Travel season has arrived. My travel goal is always to pack light. But typically that evaporates before I ever leave the driveway. Despite thoughtful planning, I pack more than I need, feeling encumbered and oppressed during the trip.
It happens with job-loss, too. We bring too much baggage with us.
It may not look like baggage, but it weighs us down just the same. It’s disguised as past relationships with bosses; previous work experiences; mind-talk about whether we can or can’t do something; how we’ve been treated in work (and life); or how we think we have. Plus, there’s usually one duffle bag stuffed with our expectations.
After a job-loss experience, too many bring their suitcases brimming with self-doubts, old patterns from prior relationships, and self-fulfilling prophesies with them to their next interview, and their next job. In doing that, they allow their past work experiences to dictate their future ones.

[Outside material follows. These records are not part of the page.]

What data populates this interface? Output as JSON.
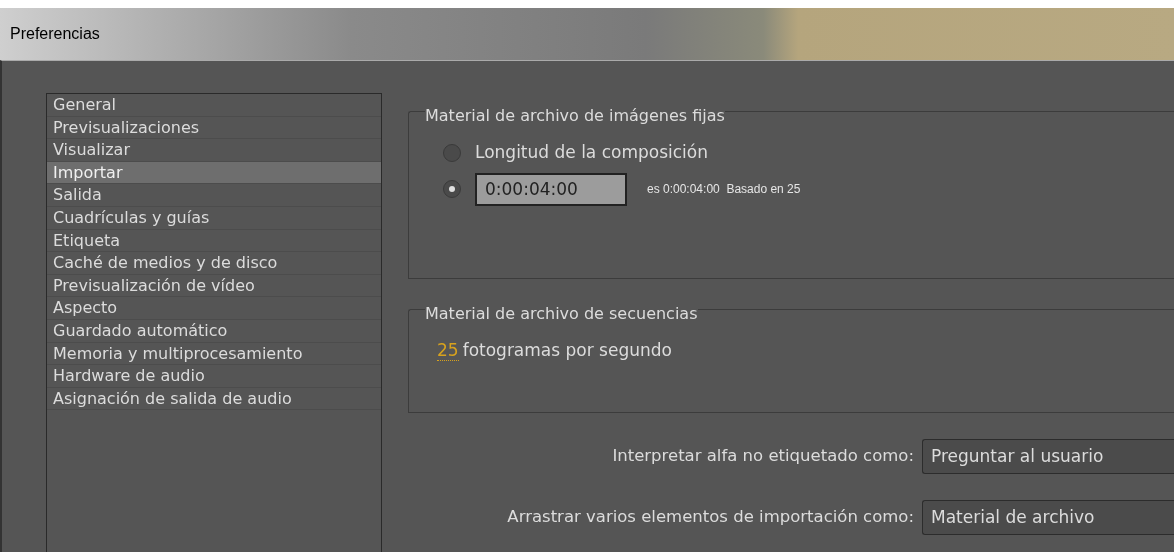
{
  "window": {
    "title": "Preferencias"
  },
  "sidebar": {
    "items": [
      {
        "label": "General",
        "selected": false
      },
      {
        "label": "Previsualizaciones",
        "selected": false
      },
      {
        "label": "Visualizar",
        "selected": false
      },
      {
        "label": "Importar",
        "selected": true
      },
      {
        "label": "Salida",
        "selected": false
      },
      {
        "label": "Cuadrículas y guías",
        "selected": false
      },
      {
        "label": "Etiqueta",
        "selected": false
      },
      {
        "label": "Caché de medios y de disco",
        "selected": false
      },
      {
        "label": "Previsualización de vídeo",
        "selected": false
      },
      {
        "label": "Aspecto",
        "selected": false
      },
      {
        "label": "Guardado automático",
        "selected": false
      },
      {
        "label": "Memoria y multiprocesamiento",
        "selected": false
      },
      {
        "label": "Hardware de audio",
        "selected": false
      },
      {
        "label": "Asignación de salida de audio",
        "selected": false
      }
    ]
  },
  "still_footage": {
    "title": "Material de archivo de imágenes fijas",
    "options": [
      {
        "kind": "label",
        "label": "Longitud de la composición",
        "selected": false
      },
      {
        "kind": "duration",
        "value": "0:00:04:00",
        "note": "es 0:00:04:00  Basado en 25",
        "selected": true
      }
    ]
  },
  "sequence_footage": {
    "title": "Material de archivo de secuencias",
    "rate": "25",
    "unit": "fotogramas por segundo"
  },
  "dropdowns": [
    {
      "label": "Interpretar alfa no etiquetado como:",
      "value": "Preguntar al usuario"
    },
    {
      "label": "Arrastrar varios elementos de importación como:",
      "value": "Material de archivo"
    }
  ]
}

That’s a mistake you don’t want to make. If you want your next job to bring career prosperity, leave most of your work-baggage behind. Here are three tips to keep your future light:
There are suitcase equivalents full of stuff you don’t need. Old papers and mementos from your previous job(s), outgrown or out-of-style clothes, miscellaneous clutter in closets and attics and garages. Start there.
Eliminate the physical baggage from your past. Use it as a symbol and catalyst for building a new path to your future. But more than symbolic, the act of eliminating physical clutter from life is renewing, energizing, and self-empowering.
Learning only through hindsight works if you like Monday morning quarterbacking. It has a place during the job-loss recovery process, but it can be as helpful as a refrigerator magnet’s counsel, "mistakes are part of the dues one pays for a full life." Sure, they are. But, do you need a reminder that you can’t change the past? Doubtful. Your road is forward. Keep your eyes there.
In work (and life) we tend to get what we expect. If you’re encumbered with emotional baggage and poor expectations, you’ll get poor results, even if you get a great new job. Instead, follow author Deepak Chopra’s advice, “Always expect the best and you'll see that the outcome is spontaneously contained in the expectation.”
The directive was clear. One bag. One small size. No exceptions. When my husband and I took a photographic safari for our thirtieth wedding anniversary, that rule for traveling on the bush planes to game preserves in Botswana was a big challenge for me. But, like a seasoned world traveler, I learned to pack only essentials.
People successfully transitioning after job loss do the same. They complete the inner-work to get to the outer-work they seek. (See Coming to Terms with Change: Letting Go.)
By bringing to your new employer only those skills and experiences that will positively impact your work-future, you’ll thrive. Leave the rest of your baggage behind. Want a bright future? Pack light.
About this author...
Job Loss Recovery Expert Nan S. Russell discovered a Stanford degree didn’t protect her from being fired from her first professional job. From minimum wage to Vice President of a multi-billion dollar company, she learned the hard way. Now she helps others with what does and doesn’t work at work. The author of three career books including, The Titleless Leader, Hitting Your Stride, and Nibble Your Way to Success, Nan is a national speaker and work issues consultant. More at NanRussell.com; and her job loss seminar: Rebooting After Job Loss.